Stanford Law School and American University of Afghanistan to Build Law Degree Program in Afghanistan with $7.2M Grant from the U.S. State Department
Stanford Law School
About the Rule of Law Program
The Rule of Law Program at Stanford Law School brings together a diverse group of scholars and students whose interests lie at the intersection of law, political economy, and development. The Program was established in 1999 with the goal of promoting policy-relevant scholarship on the rule of law in developing countries and creating opportunities for students to responsibly engage in applied development work. The Program runs projects around the world, most recently in Afghanistan, Bhutan, Cambodia, Timor Leste, Iraqi Kurdistan, and Rwanda. These projects provide Stanford JDs and LLMs the opportunity to work on legal education and policy initiatives. In addition, we support and encourage research related to the rule of law across the developing world.
The Afghanistan Legal Education Project (ALEP) is housed within the Rule of Law Program. Through ALEP, Stanford students get the opportunity to help shape the future of legal education in Afghanistan.
Another core component of the Rule of Law Program is the Rule of Non-Law Project. The rule of law–and especially aspects of the rule of law such as the protection of property rights and contract enforcement–is thought to be vital for economic development and poverty alleviation. And yet, many of the fastest growing economies in the developing world are advancing without any serious changes to their formal legal institutions. We want to know what is going on: are there informal mechanisms that are substituting for formal mechanisms? Or is the conventional wisdom somehow wrong?

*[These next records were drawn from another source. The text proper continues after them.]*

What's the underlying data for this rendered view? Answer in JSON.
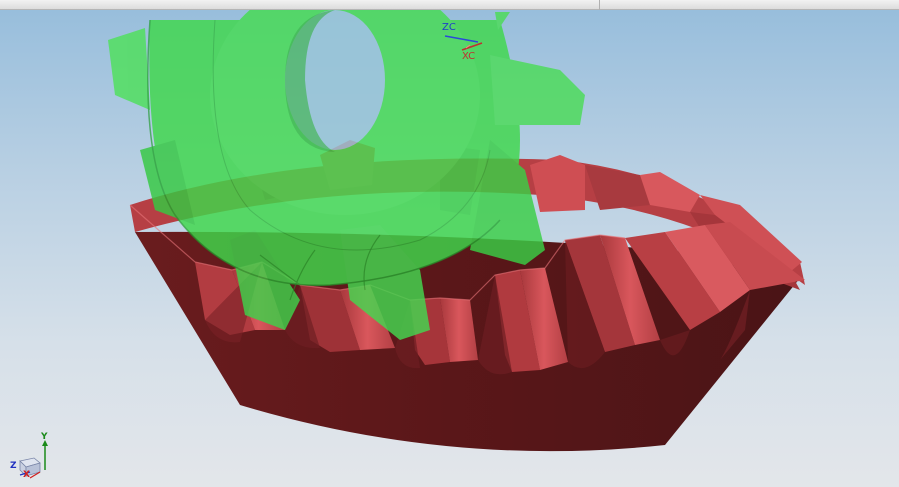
{
  "window": {
    "title_bar": ""
  },
  "viewport": {
    "background_top": "#98bedc",
    "background_bottom": "#e3e6ea",
    "work_csys": {
      "z_label": "ZC",
      "x_label": "XC",
      "z_color": "#1f3fc8",
      "x_color": "#c03030"
    },
    "view_triad": {
      "x_label": "X",
      "y_label": "Y",
      "z_label": "Z",
      "x_color": "#d02020",
      "y_color": "#1a8a1a",
      "z_color": "#2030c0"
    },
    "models": [
      {
        "name": "bevel-gear",
        "color": "#cf4a4f"
      },
      {
        "name": "pinion-gear",
        "color": "#3ed84a"
      }
    ]
  }
}
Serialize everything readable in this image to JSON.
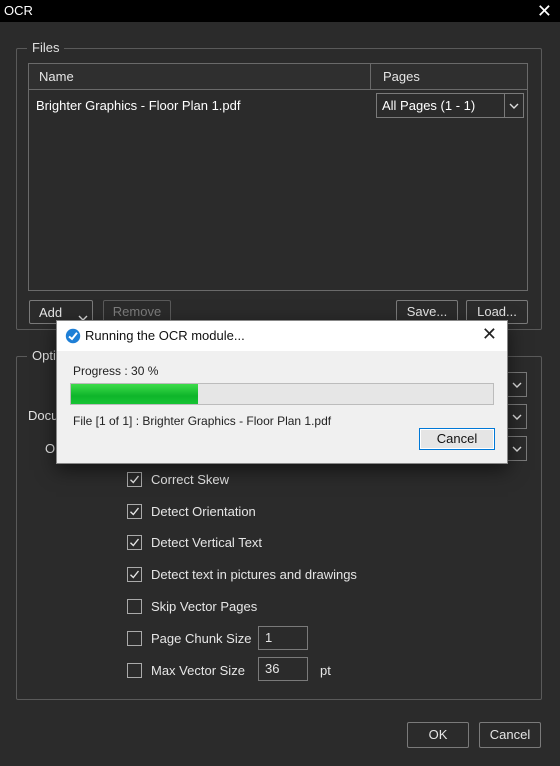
{
  "window": {
    "title": "OCR"
  },
  "files_group": {
    "legend": "Files",
    "columns": {
      "name": "Name",
      "pages": "Pages"
    },
    "rows": [
      {
        "name": "Brighter Graphics - Floor Plan 1.pdf",
        "pages": "All Pages (1 - 1)"
      }
    ],
    "buttons": {
      "add": "Add",
      "remove": "Remove",
      "save": "Save...",
      "load": "Load..."
    }
  },
  "options_group": {
    "legend": "Opti",
    "document_label": "Docu",
    "output_label": "O",
    "checks": [
      {
        "label": "Correct Skew",
        "checked": true
      },
      {
        "label": "Detect Orientation",
        "checked": true
      },
      {
        "label": "Detect Vertical Text",
        "checked": true
      },
      {
        "label": "Detect text in pictures and drawings",
        "checked": true
      },
      {
        "label": "Skip Vector Pages",
        "checked": false
      },
      {
        "label": "Page Chunk Size",
        "checked": false
      },
      {
        "label": "Max Vector Size",
        "checked": false
      }
    ],
    "page_chunk_size": "1",
    "max_vector_size": "36",
    "max_vector_unit": "pt"
  },
  "footer": {
    "ok": "OK",
    "cancel": "Cancel"
  },
  "progress_dialog": {
    "title": "Running the OCR module...",
    "progress_text": "Progress : 30 %",
    "progress_fraction": 0.3,
    "file_text": "File [1 of 1] : Brighter Graphics - Floor Plan 1.pdf",
    "cancel": "Cancel"
  },
  "colors": {
    "background": "#2b2b2b",
    "progress_green": "#16c434",
    "focus_blue": "#0078d7"
  }
}
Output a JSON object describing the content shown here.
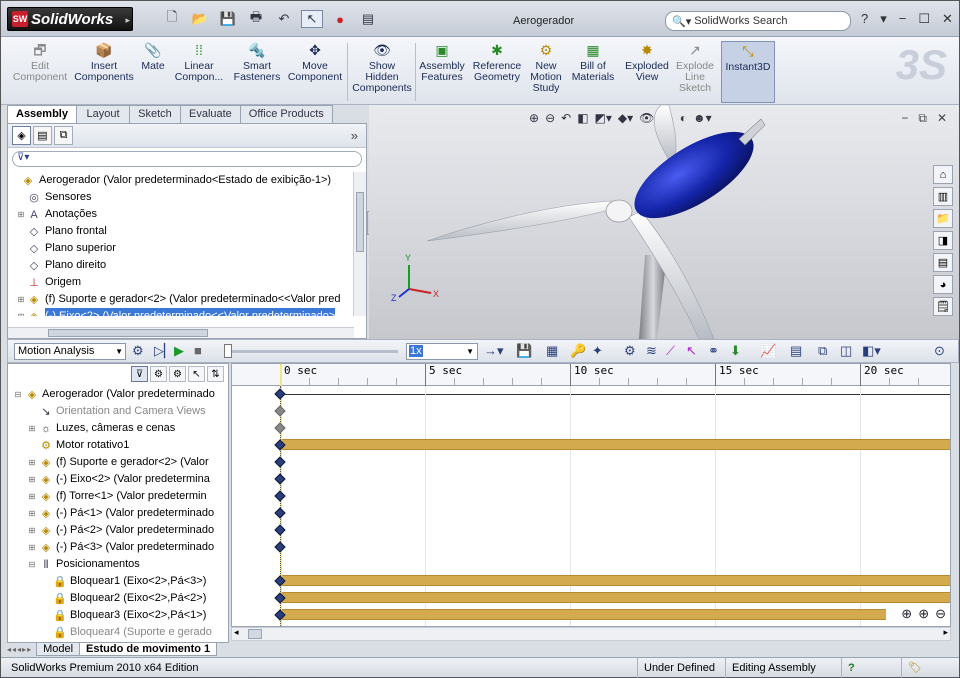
{
  "app": {
    "name": "SolidWorks",
    "doc_title": "Aerogerador",
    "search_placeholder": "SolidWorks Search",
    "help": "?"
  },
  "quick_access": [
    "new-icon",
    "open-icon",
    "save-icon",
    "print-icon",
    "undo-icon",
    "select-icon",
    "rebuild-icon",
    "options-icon"
  ],
  "commands": [
    {
      "id": "edit-component",
      "label": "Edit\nComponent",
      "icon": "🗗",
      "disabled": true
    },
    {
      "id": "insert-components",
      "label": "Insert\nComponents",
      "icon": "📦"
    },
    {
      "id": "mate",
      "label": "Mate",
      "icon": "📎"
    },
    {
      "id": "linear-component",
      "label": "Linear\nCompon...",
      "icon": "⁞⁞"
    },
    {
      "id": "smart-fasteners",
      "label": "Smart\nFasteners",
      "icon": "🔩"
    },
    {
      "id": "move-component",
      "label": "Move\nComponent",
      "icon": "✥"
    },
    {
      "id": "show-hidden",
      "label": "Show\nHidden\nComponents",
      "icon": "👁"
    },
    {
      "id": "assembly-features",
      "label": "Assembly\nFeatures",
      "icon": "▣"
    },
    {
      "id": "reference-geometry",
      "label": "Reference\nGeometry",
      "icon": "✱"
    },
    {
      "id": "new-motion-study",
      "label": "New\nMotion\nStudy",
      "icon": "⚙"
    },
    {
      "id": "bill-of-materials",
      "label": "Bill of\nMaterials",
      "icon": "▦"
    },
    {
      "id": "exploded-view",
      "label": "Exploded\nView",
      "icon": "✸"
    },
    {
      "id": "explode-line-sketch",
      "label": "Explode\nLine\nSketch",
      "icon": "↗",
      "disabled": true
    },
    {
      "id": "instant3d",
      "label": "Instant3D",
      "icon": "⤡",
      "active": true
    }
  ],
  "tabs": [
    "Assembly",
    "Layout",
    "Sketch",
    "Evaluate",
    "Office Products"
  ],
  "feature_tree": [
    {
      "label": "Aerogerador  (Valor predeterminado<Estado de exibição-1>)",
      "icon": "◈",
      "exp": ""
    },
    {
      "label": "Sensores",
      "icon": "◎",
      "exp": "",
      "indent": 1
    },
    {
      "label": "Anotações",
      "icon": "A",
      "exp": "+",
      "indent": 1
    },
    {
      "label": "Plano frontal",
      "icon": "◇",
      "exp": "",
      "indent": 1
    },
    {
      "label": "Plano superior",
      "icon": "◇",
      "exp": "",
      "indent": 1
    },
    {
      "label": "Plano direito",
      "icon": "◇",
      "exp": "",
      "indent": 1
    },
    {
      "label": "Origem",
      "icon": "⊥",
      "exp": "",
      "indent": 1
    },
    {
      "label": "(f) Suporte e gerador<2> (Valor predeterminado<<Valor pred",
      "icon": "◈",
      "exp": "+",
      "indent": 1
    },
    {
      "label": "(-) Eixo<2> (Valor predeterminado<<Valor predeterminado>",
      "icon": "◈",
      "exp": "+",
      "indent": 1,
      "sel": true
    }
  ],
  "motion": {
    "study_type": "Motion Analysis",
    "speed": "1x",
    "ticks": [
      "0 sec",
      "5 sec",
      "10 sec",
      "15 sec",
      "20 sec"
    ],
    "tree": [
      {
        "label": "Aerogerador  (Valor predeterminado",
        "icon": "◈",
        "exp": "−",
        "indent": 0,
        "key": true,
        "bar": false
      },
      {
        "label": "Orientation and Camera Views",
        "icon": "↘",
        "exp": "",
        "indent": 1,
        "dim": true,
        "key": "grey"
      },
      {
        "label": "Luzes, câmeras e cenas",
        "icon": "☼",
        "exp": "+",
        "indent": 1,
        "key": "grey"
      },
      {
        "label": "Motor rotativo1",
        "icon": "⚙",
        "exp": "",
        "indent": 1,
        "key": true,
        "bar": true
      },
      {
        "label": "(f) Suporte e gerador<2> (Valor",
        "icon": "◈",
        "exp": "+",
        "indent": 1,
        "key": true
      },
      {
        "label": "(-) Eixo<2> (Valor predetermina",
        "icon": "◈",
        "exp": "+",
        "indent": 1,
        "key": true
      },
      {
        "label": "(f) Torre<1> (Valor predetermin",
        "icon": "◈",
        "exp": "+",
        "indent": 1,
        "key": true
      },
      {
        "label": "(-) Pá<1> (Valor predeterminado",
        "icon": "◈",
        "exp": "+",
        "indent": 1,
        "key": true
      },
      {
        "label": "(-) Pá<2> (Valor predeterminado",
        "icon": "◈",
        "exp": "+",
        "indent": 1,
        "key": true
      },
      {
        "label": "(-) Pá<3> (Valor predeterminado",
        "icon": "◈",
        "exp": "+",
        "indent": 1,
        "key": true
      },
      {
        "label": "Posicionamentos",
        "icon": "⫴",
        "exp": "−",
        "indent": 1
      },
      {
        "label": "Bloquear1 (Eixo<2>,Pá<3>)",
        "icon": "🔒",
        "exp": "",
        "indent": 2,
        "key": true,
        "bar": true
      },
      {
        "label": "Bloquear2 (Eixo<2>,Pá<2>)",
        "icon": "🔒",
        "exp": "",
        "indent": 2,
        "key": true,
        "bar": true
      },
      {
        "label": "Bloquear3 (Eixo<2>,Pá<1>)",
        "icon": "🔒",
        "exp": "",
        "indent": 2,
        "key": true,
        "bar": true,
        "short": true
      },
      {
        "label": "Bloquear4 (Suporte e gerado",
        "icon": "🔒",
        "exp": "",
        "indent": 2,
        "dim": true
      }
    ]
  },
  "bottom_tabs": [
    "Model",
    "Estudo de movimento 1"
  ],
  "status": {
    "edition": "SolidWorks Premium 2010 x64 Edition",
    "state": "Under Defined",
    "mode": "Editing Assembly",
    "help": "?"
  },
  "colors": {
    "nacelle": "#1424a8",
    "timeline_bar": "#d4aa4f",
    "selection": "#3a77d6",
    "key": "#2a3f7a"
  }
}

The Rule of Law Program is grateful for current and past support from the Stanford Law School’s Dean’s Fund; the Implementation Lab of the Center for Democracy, Development, and Rule of Law; and Microsoft. The Afghanistan Legal Education Project is generously supported by the Department of State’s Bureau of International Narcotics and Law Enforcement. The Rule of Non-Law Project is supported by Stanford SEED.